President Bush, as part of his upcoming budget package, will ask Congress for $7 billion to $8 billion in new funds for Afghanistan to pay for security and rebuilding projects in the war-damaged nation, the White House said Thursday.

U.S. officials are expecting a resurgence of the Taliban this spring. Earlier this week, the Defense Department said that 3,200 soldiers from the New York-based 10th Mountain Division already in Afghanistan would have their tour extended by four months.

On Thursday, Gen. David Richards, the top NATO commander in Afghanistan, said NATO-led troops battling resurgent Taliban militants will shortly be reinforced with another combat brigade. The NATO-led force, which is bracing for renewed fighting with Taliban militants this spring, is about 20 percent short of the troops levels pledged by its contributing nations.

Casualties in Afghanistan have risen sharply in recent months as the Taliban has stepped up operations and suicide attacks. Some 4,000 people died in insurgency-related violence in Afghanistan last year, according to numbers from Afghan, U.S. and NATO officials.

At the State Department, spokesman Sean McCormack said Thursday that approximately $2 billion will be sought for military assistance.

Budget figures for the next financial year, starting Oct. 1, will be released on Feb. 5. But McCormack said the administration decided to talk about the numbers for Afghanistan because that issue will dominate a Friday NATO ministerial meeting in Brussels that Secretary of State Condoleezza Rice will attend.

"We certainly hope the alliance will match those figures, if not in actual dollar figures but in terms of their commitment to do everything they can to fight the Taliban and to build Afghanistan so they have a more prosperous, stable country," McCormack said.

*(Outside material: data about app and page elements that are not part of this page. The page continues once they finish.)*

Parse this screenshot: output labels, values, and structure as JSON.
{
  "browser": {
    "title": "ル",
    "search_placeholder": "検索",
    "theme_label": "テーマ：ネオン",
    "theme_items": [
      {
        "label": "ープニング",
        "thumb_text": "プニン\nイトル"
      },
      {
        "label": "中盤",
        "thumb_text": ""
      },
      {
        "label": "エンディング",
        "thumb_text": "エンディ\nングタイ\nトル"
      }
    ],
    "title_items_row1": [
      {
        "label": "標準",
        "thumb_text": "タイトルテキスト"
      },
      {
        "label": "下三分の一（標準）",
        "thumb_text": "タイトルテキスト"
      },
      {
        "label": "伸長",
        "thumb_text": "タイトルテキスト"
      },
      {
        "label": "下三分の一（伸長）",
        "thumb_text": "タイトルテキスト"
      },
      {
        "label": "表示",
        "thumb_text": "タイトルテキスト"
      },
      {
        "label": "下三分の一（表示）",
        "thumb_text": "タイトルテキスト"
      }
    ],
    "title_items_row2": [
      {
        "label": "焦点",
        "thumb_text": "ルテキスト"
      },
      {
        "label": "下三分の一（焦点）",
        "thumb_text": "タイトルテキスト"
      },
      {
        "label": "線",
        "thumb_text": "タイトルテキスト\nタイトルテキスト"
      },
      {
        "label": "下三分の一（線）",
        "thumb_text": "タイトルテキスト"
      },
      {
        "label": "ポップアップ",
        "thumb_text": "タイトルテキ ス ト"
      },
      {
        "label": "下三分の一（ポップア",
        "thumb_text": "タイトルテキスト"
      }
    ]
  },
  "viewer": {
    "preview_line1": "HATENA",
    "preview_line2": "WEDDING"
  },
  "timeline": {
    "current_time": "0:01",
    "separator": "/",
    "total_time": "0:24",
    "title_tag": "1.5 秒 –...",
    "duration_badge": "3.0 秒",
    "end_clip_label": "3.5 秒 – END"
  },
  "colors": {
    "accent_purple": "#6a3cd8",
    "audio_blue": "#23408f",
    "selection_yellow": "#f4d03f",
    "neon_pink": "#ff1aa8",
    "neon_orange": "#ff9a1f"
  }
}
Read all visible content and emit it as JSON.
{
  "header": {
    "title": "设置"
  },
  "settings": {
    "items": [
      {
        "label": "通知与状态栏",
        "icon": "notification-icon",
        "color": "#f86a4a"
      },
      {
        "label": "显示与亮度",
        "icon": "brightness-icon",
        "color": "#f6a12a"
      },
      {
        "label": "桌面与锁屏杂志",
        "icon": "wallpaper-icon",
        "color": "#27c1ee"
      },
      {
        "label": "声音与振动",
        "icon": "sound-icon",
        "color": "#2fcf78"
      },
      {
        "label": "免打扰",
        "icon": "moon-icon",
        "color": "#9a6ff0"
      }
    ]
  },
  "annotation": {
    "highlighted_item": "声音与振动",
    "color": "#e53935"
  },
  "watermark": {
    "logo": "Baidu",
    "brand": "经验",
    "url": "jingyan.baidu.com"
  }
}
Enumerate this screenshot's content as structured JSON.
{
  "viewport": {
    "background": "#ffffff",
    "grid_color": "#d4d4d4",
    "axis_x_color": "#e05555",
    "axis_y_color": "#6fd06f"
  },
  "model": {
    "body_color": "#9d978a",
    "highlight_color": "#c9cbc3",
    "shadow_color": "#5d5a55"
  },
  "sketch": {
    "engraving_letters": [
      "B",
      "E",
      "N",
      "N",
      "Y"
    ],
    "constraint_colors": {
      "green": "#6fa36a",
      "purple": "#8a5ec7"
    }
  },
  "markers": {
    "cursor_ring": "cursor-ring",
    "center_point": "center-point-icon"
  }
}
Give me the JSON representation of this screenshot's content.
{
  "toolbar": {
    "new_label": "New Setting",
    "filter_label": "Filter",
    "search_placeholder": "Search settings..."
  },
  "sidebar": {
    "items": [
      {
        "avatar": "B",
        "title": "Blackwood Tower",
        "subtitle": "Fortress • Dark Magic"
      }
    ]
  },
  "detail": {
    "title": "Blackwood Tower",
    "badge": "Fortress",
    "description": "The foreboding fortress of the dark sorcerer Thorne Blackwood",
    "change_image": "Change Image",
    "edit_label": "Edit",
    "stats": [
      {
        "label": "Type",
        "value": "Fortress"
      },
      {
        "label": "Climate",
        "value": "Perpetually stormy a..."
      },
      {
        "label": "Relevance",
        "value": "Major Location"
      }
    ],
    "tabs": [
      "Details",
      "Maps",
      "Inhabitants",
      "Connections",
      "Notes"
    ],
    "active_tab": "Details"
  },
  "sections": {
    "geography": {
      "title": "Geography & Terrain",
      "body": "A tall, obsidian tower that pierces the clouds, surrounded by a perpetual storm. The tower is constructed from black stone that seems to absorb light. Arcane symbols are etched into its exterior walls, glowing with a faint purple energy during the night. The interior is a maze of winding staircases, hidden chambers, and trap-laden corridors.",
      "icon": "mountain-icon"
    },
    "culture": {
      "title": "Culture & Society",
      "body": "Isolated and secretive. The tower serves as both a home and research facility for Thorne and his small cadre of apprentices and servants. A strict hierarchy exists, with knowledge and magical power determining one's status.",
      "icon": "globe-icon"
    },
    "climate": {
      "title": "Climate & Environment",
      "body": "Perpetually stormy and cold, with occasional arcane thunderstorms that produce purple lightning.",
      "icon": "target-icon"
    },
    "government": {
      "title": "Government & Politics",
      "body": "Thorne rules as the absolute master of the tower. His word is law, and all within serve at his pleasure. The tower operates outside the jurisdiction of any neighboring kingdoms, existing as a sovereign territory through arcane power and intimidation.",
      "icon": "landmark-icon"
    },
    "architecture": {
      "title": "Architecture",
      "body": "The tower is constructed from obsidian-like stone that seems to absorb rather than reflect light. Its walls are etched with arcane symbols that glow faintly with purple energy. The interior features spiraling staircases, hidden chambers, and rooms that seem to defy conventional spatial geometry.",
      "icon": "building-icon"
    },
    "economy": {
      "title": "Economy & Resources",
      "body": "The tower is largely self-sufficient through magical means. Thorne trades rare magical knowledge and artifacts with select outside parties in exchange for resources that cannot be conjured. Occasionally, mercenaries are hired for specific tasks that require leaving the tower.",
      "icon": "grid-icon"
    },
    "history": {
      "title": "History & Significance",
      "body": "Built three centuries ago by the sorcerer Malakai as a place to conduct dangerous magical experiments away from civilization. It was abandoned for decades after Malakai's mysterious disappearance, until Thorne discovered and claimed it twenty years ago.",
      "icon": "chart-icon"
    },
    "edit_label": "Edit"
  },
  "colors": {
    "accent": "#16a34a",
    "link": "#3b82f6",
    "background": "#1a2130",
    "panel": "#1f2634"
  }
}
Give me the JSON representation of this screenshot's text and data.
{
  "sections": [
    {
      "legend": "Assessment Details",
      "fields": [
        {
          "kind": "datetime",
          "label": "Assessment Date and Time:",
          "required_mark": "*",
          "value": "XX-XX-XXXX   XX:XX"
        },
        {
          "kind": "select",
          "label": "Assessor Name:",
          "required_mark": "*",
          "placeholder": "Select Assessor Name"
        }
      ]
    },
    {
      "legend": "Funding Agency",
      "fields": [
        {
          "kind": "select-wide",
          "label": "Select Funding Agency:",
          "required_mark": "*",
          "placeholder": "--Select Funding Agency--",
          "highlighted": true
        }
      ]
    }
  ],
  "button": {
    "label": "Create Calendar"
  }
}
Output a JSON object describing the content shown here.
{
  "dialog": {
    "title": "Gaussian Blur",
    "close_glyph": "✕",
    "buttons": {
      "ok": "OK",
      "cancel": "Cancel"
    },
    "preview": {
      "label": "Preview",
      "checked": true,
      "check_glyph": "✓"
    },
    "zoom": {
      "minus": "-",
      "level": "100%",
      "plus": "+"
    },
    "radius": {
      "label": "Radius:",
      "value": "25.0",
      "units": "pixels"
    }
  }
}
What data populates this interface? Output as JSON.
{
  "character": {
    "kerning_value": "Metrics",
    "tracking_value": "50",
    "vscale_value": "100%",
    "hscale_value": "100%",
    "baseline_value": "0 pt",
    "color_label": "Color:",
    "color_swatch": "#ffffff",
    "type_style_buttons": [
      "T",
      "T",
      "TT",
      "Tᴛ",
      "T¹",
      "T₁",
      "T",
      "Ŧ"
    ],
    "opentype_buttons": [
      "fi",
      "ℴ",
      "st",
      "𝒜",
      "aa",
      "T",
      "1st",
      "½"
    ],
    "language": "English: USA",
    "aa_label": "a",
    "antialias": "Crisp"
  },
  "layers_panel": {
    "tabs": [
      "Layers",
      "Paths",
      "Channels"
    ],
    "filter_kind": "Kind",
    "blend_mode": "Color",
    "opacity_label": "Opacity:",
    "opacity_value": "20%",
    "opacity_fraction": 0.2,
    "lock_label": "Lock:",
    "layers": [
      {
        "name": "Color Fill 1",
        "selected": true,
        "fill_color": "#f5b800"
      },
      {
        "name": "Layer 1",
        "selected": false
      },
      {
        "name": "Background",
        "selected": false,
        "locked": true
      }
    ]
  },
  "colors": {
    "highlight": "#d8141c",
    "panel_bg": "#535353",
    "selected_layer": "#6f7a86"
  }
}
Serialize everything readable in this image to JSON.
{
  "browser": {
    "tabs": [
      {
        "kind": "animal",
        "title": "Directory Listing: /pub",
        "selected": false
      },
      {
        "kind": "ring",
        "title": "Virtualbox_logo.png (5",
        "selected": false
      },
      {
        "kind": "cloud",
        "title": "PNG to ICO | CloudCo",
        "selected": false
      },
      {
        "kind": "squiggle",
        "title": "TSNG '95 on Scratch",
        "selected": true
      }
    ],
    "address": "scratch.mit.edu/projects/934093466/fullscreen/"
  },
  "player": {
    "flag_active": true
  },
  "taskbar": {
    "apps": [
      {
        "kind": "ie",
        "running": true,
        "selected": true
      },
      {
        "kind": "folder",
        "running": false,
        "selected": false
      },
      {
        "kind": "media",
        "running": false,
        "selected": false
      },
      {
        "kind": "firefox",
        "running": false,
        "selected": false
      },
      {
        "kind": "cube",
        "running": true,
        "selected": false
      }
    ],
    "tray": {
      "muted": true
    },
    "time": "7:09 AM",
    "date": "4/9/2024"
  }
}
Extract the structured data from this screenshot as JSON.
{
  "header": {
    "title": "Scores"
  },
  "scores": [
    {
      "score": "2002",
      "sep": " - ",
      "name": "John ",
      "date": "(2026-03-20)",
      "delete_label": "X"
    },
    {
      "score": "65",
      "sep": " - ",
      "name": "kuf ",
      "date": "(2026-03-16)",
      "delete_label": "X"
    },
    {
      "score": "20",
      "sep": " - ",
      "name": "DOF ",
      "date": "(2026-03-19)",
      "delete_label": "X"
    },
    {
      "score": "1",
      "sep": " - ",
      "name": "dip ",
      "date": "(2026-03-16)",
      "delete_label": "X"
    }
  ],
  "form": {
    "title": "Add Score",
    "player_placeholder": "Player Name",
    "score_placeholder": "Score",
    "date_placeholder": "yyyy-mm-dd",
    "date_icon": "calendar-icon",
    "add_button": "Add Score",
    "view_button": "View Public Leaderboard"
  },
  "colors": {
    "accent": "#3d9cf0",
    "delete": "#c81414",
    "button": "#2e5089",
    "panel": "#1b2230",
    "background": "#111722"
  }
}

Among other issues, Rice will raise with her colleagues are the divisions within the alliance on burden sharing in Afghanistan. More NATO countries have shown a greater willingness than others to send troops to areas of conflict.

"It is a fundamental issue," McCormack said.

He also said there is a pressing need to address the problem of high levels of opium poppy production in Afghanistan.

"Everybody understands that it's a problem that needs to be addressed," McCormack said. "We don't want an Afghanistan (economy) that is based solely on production of narcotics and international aid."

Meanwhile, border relations between Pakistan and Afghanistan have deteriorated recently, with top officials trading accusations on which side is responsible for the increase in Taliban attacks.

Outgoing National Intelligence Director John Negroponte was highly critical of Pakistan in remarks before Congress last week, saying the country has become a sanctuary for Taliban and al-Qaida militants who cross into neighboring Afghanistan to kill American and NATO troops.

At the World Economic Forum in Davos, Switzerland, Pakistani Prime Minister Shaukat Aziz said on Wednesday that his nation views the problems in Afghanistan as an internal issue, and repeated Pakistan's assertion that it has been wildly successful in fighting terrorism.